Meet some eccentrics, visionaries, and just plain folks who have transformed their autos into art works, led by director/narrator/Camera Van owner Harrold Blank. Subjects featured include world-renowned spoon bender Uri Geller and his fork-and-spoon-covered “Peace Car,” Howard Davis’s “Telephone Car,” and religious folk artist Leonard Knight, who’s painted his vehicles as well as most of an entire mountain in the desert as a testament to his faith. On a humorous and touching journey, we find that an art car has the power to change perspective in an increasingly homogeneous world.

This documentary directed by Rhode Island’s own Mitty Griffis Mirrer, a gold star child herself, takes an intimate look at American children who have lost a parent to war. The film follows the parallel journeys of two generations of grieving children:. Recent war orphans, who’ve lost parents serving in Iraq, Afghanistan and Bosnia, learn to heal alongside the now adult-child survivors of the Vietnam War. “Gold Star Children” gives meaning and shape to how America understands those who sacrifice in service to their country and the children and families they leave behind. National news channel CNN aired this film, which has been screened at festivals nationwide.

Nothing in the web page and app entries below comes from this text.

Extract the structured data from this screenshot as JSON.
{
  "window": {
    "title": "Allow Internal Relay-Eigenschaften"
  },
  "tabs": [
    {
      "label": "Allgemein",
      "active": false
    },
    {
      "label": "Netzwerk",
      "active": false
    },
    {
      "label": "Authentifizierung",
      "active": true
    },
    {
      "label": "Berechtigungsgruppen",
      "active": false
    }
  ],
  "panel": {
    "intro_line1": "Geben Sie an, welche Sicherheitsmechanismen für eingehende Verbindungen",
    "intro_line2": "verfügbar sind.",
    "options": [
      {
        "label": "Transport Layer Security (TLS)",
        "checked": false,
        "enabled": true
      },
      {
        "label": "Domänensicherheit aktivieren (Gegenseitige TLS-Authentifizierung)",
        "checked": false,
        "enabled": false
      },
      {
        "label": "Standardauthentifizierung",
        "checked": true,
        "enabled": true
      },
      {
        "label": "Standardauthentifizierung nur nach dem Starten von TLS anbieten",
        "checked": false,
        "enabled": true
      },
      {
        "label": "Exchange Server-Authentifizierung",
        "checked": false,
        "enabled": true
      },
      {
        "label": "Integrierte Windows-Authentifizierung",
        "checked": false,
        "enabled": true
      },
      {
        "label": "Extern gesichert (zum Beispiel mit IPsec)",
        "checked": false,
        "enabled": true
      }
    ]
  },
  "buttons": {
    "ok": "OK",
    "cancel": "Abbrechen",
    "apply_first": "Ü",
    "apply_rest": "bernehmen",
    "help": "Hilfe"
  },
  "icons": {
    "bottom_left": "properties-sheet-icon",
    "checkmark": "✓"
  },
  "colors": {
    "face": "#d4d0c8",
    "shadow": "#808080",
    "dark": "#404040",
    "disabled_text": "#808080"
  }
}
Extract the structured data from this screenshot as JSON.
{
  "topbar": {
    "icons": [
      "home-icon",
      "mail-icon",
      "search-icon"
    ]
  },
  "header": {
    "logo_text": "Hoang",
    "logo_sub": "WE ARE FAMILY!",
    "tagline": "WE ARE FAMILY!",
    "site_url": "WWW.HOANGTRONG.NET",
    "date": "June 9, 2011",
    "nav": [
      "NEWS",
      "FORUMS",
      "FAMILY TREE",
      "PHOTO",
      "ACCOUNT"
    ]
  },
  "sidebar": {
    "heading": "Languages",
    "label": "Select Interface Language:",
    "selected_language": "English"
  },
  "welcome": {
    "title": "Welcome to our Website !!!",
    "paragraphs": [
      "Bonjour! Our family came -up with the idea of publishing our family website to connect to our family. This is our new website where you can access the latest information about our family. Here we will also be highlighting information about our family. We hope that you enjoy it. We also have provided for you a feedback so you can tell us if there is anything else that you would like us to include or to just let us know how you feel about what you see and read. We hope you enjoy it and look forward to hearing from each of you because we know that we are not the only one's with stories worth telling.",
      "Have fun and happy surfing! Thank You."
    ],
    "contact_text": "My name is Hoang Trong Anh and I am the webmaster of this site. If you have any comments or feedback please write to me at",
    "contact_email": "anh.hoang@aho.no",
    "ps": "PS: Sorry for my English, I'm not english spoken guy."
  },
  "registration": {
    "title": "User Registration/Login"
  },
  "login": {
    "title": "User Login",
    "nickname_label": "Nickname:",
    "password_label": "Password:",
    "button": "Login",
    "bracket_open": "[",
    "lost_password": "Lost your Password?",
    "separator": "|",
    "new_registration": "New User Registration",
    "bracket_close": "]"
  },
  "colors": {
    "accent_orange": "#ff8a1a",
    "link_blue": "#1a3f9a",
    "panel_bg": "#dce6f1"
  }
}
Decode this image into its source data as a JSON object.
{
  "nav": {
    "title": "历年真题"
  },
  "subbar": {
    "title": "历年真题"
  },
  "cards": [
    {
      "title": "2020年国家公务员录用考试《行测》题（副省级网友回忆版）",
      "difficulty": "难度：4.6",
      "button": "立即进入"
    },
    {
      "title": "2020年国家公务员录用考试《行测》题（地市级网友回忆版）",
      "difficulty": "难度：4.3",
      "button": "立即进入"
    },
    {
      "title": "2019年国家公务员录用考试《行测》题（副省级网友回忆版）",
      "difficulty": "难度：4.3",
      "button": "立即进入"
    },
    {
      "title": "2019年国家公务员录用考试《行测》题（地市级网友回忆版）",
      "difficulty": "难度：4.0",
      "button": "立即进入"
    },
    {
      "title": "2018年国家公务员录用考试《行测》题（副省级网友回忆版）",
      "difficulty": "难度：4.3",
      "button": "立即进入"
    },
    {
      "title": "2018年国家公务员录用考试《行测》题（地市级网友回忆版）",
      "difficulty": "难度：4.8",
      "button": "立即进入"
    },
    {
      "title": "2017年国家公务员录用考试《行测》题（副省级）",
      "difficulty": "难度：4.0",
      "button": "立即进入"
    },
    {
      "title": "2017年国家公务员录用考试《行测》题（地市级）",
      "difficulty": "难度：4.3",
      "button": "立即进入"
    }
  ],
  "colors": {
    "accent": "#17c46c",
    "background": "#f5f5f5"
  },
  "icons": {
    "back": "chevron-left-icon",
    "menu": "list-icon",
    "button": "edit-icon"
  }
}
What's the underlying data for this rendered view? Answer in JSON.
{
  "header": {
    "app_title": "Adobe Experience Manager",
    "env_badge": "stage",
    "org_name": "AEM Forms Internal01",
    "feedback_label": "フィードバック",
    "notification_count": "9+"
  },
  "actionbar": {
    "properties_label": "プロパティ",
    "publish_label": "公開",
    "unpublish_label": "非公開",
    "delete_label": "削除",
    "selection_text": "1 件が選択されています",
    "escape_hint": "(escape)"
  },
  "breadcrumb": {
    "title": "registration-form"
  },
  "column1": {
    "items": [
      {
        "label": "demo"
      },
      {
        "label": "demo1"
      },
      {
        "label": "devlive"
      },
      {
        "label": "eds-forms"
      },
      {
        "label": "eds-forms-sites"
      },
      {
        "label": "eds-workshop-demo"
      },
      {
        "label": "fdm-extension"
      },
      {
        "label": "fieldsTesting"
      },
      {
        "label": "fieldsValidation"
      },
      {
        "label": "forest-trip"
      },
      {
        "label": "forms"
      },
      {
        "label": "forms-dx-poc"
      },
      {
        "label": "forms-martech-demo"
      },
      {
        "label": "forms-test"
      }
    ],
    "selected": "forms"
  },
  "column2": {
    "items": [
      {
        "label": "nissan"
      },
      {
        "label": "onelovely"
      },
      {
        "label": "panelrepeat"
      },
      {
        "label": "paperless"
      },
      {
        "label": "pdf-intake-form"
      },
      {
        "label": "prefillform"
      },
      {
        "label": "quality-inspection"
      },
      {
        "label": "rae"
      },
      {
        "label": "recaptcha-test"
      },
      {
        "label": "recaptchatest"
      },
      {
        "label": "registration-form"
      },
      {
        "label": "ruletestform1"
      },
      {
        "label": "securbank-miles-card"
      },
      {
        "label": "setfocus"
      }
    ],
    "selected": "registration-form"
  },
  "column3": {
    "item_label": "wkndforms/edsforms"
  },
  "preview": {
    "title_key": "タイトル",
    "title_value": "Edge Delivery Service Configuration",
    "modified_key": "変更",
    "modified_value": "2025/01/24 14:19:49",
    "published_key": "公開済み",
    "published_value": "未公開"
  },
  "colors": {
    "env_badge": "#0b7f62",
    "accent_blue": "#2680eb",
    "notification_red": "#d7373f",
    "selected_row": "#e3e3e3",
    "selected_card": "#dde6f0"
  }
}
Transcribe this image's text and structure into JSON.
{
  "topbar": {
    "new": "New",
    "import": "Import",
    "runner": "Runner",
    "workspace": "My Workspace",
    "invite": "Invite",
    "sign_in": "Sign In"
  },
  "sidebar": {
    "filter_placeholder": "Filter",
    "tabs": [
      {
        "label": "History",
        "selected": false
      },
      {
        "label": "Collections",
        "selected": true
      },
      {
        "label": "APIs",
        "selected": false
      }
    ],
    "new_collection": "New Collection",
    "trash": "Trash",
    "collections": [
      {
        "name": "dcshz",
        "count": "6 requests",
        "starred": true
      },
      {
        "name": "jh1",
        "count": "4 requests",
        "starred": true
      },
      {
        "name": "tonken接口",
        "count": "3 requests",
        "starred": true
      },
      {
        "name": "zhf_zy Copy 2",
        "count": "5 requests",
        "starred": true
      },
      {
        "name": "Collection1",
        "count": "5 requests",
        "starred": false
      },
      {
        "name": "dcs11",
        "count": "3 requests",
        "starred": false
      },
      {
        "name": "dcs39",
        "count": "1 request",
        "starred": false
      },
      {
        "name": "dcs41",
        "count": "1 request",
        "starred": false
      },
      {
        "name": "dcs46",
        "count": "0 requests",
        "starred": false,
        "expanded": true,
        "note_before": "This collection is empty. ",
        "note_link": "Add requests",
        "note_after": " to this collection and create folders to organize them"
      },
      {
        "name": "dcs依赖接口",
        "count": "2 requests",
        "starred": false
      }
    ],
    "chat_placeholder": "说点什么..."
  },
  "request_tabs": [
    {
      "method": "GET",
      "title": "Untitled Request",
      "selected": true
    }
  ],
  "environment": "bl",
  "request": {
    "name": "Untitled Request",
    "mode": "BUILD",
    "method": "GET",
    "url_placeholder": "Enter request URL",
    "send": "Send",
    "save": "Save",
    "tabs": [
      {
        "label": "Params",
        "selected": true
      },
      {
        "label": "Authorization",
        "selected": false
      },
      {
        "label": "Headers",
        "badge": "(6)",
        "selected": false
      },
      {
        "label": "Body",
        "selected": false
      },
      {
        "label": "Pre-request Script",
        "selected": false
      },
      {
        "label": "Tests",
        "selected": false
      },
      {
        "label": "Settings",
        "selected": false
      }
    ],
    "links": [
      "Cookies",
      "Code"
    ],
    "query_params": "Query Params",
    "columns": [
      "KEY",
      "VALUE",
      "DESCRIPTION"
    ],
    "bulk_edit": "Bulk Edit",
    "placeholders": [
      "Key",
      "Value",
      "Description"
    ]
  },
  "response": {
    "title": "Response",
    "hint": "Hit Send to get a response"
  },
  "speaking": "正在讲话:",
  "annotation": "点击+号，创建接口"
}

The 12-year-old son of the world’s greatest detective embarks on a rollicking adventure to solve the mystery of his long-lost mother’s true identity in this family-friendly, action-packed film. Growing up without knowledge of his mother’s mysterious fate leads Nono, on the eve of his bar mitzvah, on the most significant investigation of his life. “The Zigzag Kid” uses wit and humor to explore the sometimes complicated relationships between right and wrong, and how these inform love and loyalty—in a modern, beautifully filmed tale that speaks frankly to both adults and tweens. Plus, a family film that features Isabella Rosselini!

Eskil is an unhappy, self-reliant eleven-year-old boy who is constantly on the move due to his father’s job. Trinidad is the town’s cranky, eccentric woman he is warned to stay away from—but doesn’t. In the time spent with Trinidad building her boat, Eskil discovers a self-awareness that helps restore his relationship with his separated parents. Trinidad gains a supporting friend who helps her achieve a lifetime goal. Children’s films this beautiful and genuine are rare.

This documentary follows three girls and their lives at the martial arts school Shaolin Tagou, China’s largest Kung Fu School. Far from their families, they fight an everyday battle of discipline, rules and hard physical training. Kung Fu provides them a chance to provide for their parents in the future and lead a better life—but at what cost?

The Shaolin Tagu Kung Fu School, located next to the Shaolin Temple Monastery—the birthplace of Kung Fu—is home to some 26,000 students. In a breathtaking display of skill and precision, the entire student body practices their discipline en masse and in perfect unison, captured beautifully by Inigo Westmeier’s camera. DRAGON GIRLS follows three young female students living far from their homes and families. They sacrifice the luxuries of childhood, like days off, playtime and seeing their parents, for the honor and success they will gain from their training. The physical and mental exhaustion and constant drive for perfection weigh heavily on the young warriors in training, yet it’s hoped that by graduation the gain will have been worth the struggle.